▶ Data records:
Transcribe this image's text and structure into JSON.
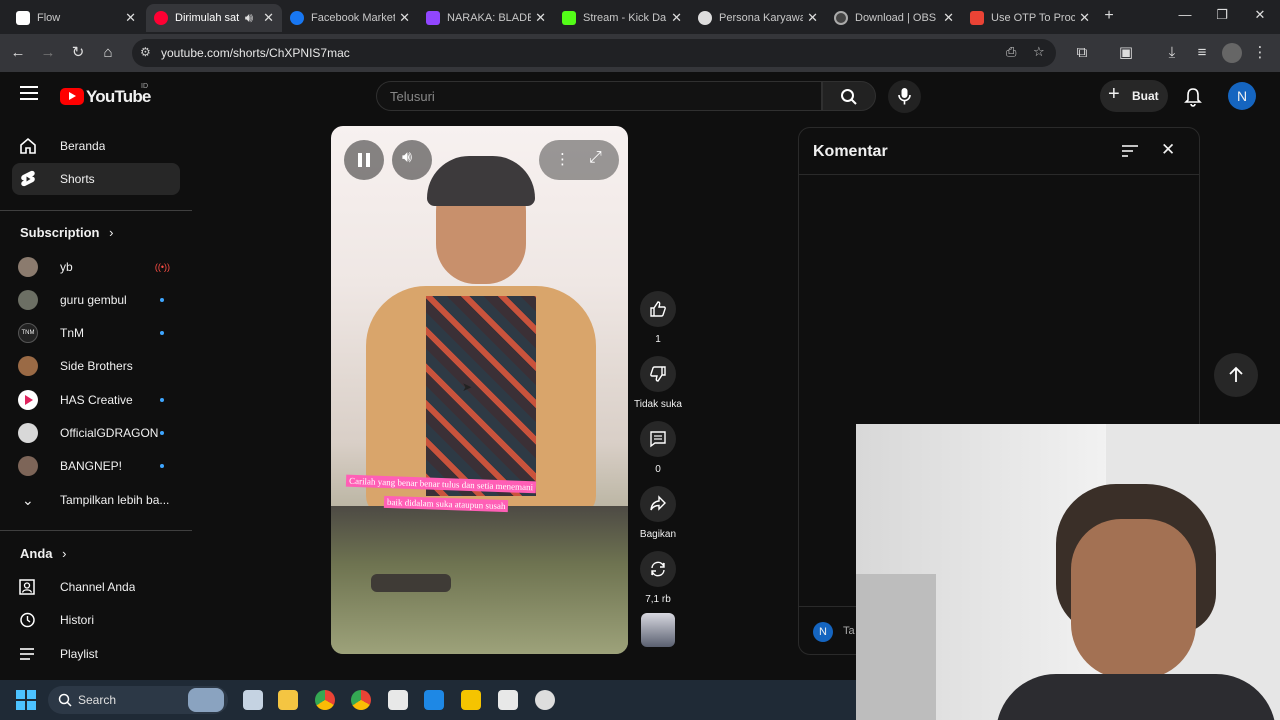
{
  "browser": {
    "tabs": [
      {
        "title": "Flow",
        "color": "#ffffff"
      },
      {
        "title": "Dirimulah sat",
        "color": "#ff0033",
        "active": true
      },
      {
        "title": "Facebook Market",
        "color": "#1877f2"
      },
      {
        "title": "NARAKA: BLADEF",
        "color": "#9146ff"
      },
      {
        "title": "Stream - Kick Da",
        "color": "#53fc18"
      },
      {
        "title": "Persona Karyawa",
        "color": "#dddddd"
      },
      {
        "title": "Download | OBS",
        "color": "#888888"
      },
      {
        "title": "Use OTP To Proc",
        "color": "#ea4335"
      }
    ],
    "url": "youtube.com/shorts/ChXPNIS7mac"
  },
  "youtube": {
    "logo_text": "YouTube",
    "region": "ID",
    "search_placeholder": "Telusuri",
    "create_label": "Buat",
    "account_initial": "N",
    "accent": "#ff0000"
  },
  "sidebar": {
    "main": [
      {
        "label": "Beranda",
        "icon": "home-icon"
      },
      {
        "label": "Shorts",
        "icon": "shorts-icon",
        "active": true
      }
    ],
    "subscription_title": "Subscription",
    "subscriptions": [
      {
        "label": "yb",
        "live": true
      },
      {
        "label": "guru gembul",
        "new": true
      },
      {
        "label": "TnM",
        "new": true
      },
      {
        "label": "Side Brothers"
      },
      {
        "label": "HAS Creative",
        "new": true
      },
      {
        "label": "OfficialGDRAGON",
        "new": true
      },
      {
        "label": "BANGNEP!",
        "new": true
      }
    ],
    "show_more": "Tampilkan lebih ba...",
    "you_title": "Anda",
    "you_items": [
      {
        "label": "Channel Anda",
        "icon": "channel-icon"
      },
      {
        "label": "Histori",
        "icon": "history-icon"
      },
      {
        "label": "Playlist",
        "icon": "playlist-icon"
      }
    ]
  },
  "short": {
    "caption_line1": "Carilah yang benar benar tulus dan setia menemani",
    "caption_line2": "baik didalam suka ataupun susah",
    "like_count": "1",
    "dislike_label": "Tidak suka",
    "comment_count": "0",
    "share_label": "Bagikan",
    "remix_count": "7,1 rb"
  },
  "comments": {
    "title": "Komentar",
    "input_placeholder": "Ta",
    "user_initial": "N"
  },
  "taskbar": {
    "search_label": "Search"
  }
}
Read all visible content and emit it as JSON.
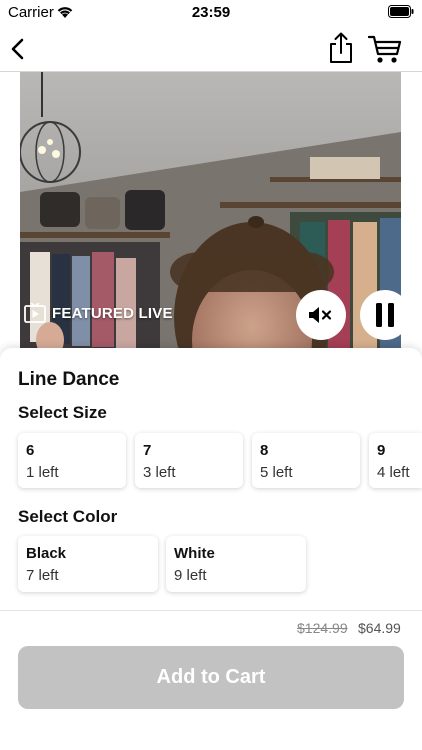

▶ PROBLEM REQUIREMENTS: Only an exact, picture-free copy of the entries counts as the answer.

▶ ANSWER AREA:
Transcribe this image's text and structure into JSON.
{
  "browser": {
    "tabs": [
      {
        "title": "Flow",
        "color": "#ffffff"
      },
      {
        "title": "Dirimulah sat",
        "color": "#ff0033",
        "active": true
      },
      {
        "title": "Facebook Market",
        "color": "#1877f2"
      },
      {
        "title": "NARAKA: BLADEF",
        "color": "#9146ff"
      },
      {
        "title": "Stream - Kick Da",
        "color": "#53fc18"
      },
      {
        "title": "Persona Karyawa",
        "color": "#dddddd"
      },
      {
        "title": "Download | OBS",
        "color": "#888888"
      },
      {
        "title": "Use OTP To Proc",
        "color": "#ea4335"
      }
    ],
    "url": "youtube.com/shorts/ChXPNIS7mac"
  },
  "youtube": {
    "logo_text": "YouTube",
    "region": "ID",
    "search_placeholder": "Telusuri",
    "create_label": "Buat",
    "account_initial": "N",
    "accent": "#ff0000"
  },
  "sidebar": {
    "main": [
      {
        "label": "Beranda",
        "icon": "home-icon"
      },
      {
        "label": "Shorts",
        "icon": "shorts-icon",
        "active": true
      }
    ],
    "subscription_title": "Subscription",
    "subscriptions": [
      {
        "label": "yb",
        "live": true
      },
      {
        "label": "guru gembul",
        "new": true
      },
      {
        "label": "TnM",
        "new": true
      },
      {
        "label": "Side Brothers"
      },
      {
        "label": "HAS Creative",
        "new": true
      },
      {
        "label": "OfficialGDRAGON",
        "new": true
      },
      {
        "label": "BANGNEP!",
        "new": true
      }
    ],
    "show_more": "Tampilkan lebih ba...",
    "you_title": "Anda",
    "you_items": [
      {
        "label": "Channel Anda",
        "icon": "channel-icon"
      },
      {
        "label": "Histori",
        "icon": "history-icon"
      },
      {
        "label": "Playlist",
        "icon": "playlist-icon"
      }
    ]
  },
  "short": {
    "caption_line1": "Carilah yang benar benar tulus dan setia menemani",
    "caption_line2": "baik didalam suka ataupun susah",
    "like_count": "1",
    "dislike_label": "Tidak suka",
    "comment_count": "0",
    "share_label": "Bagikan",
    "remix_count": "7,1 rb"
  },
  "comments": {
    "title": "Komentar",
    "input_placeholder": "Ta",
    "user_initial": "N"
  },
  "taskbar": {
    "search_label": "Search"
  }
}
Read all visible content and emit it as JSON.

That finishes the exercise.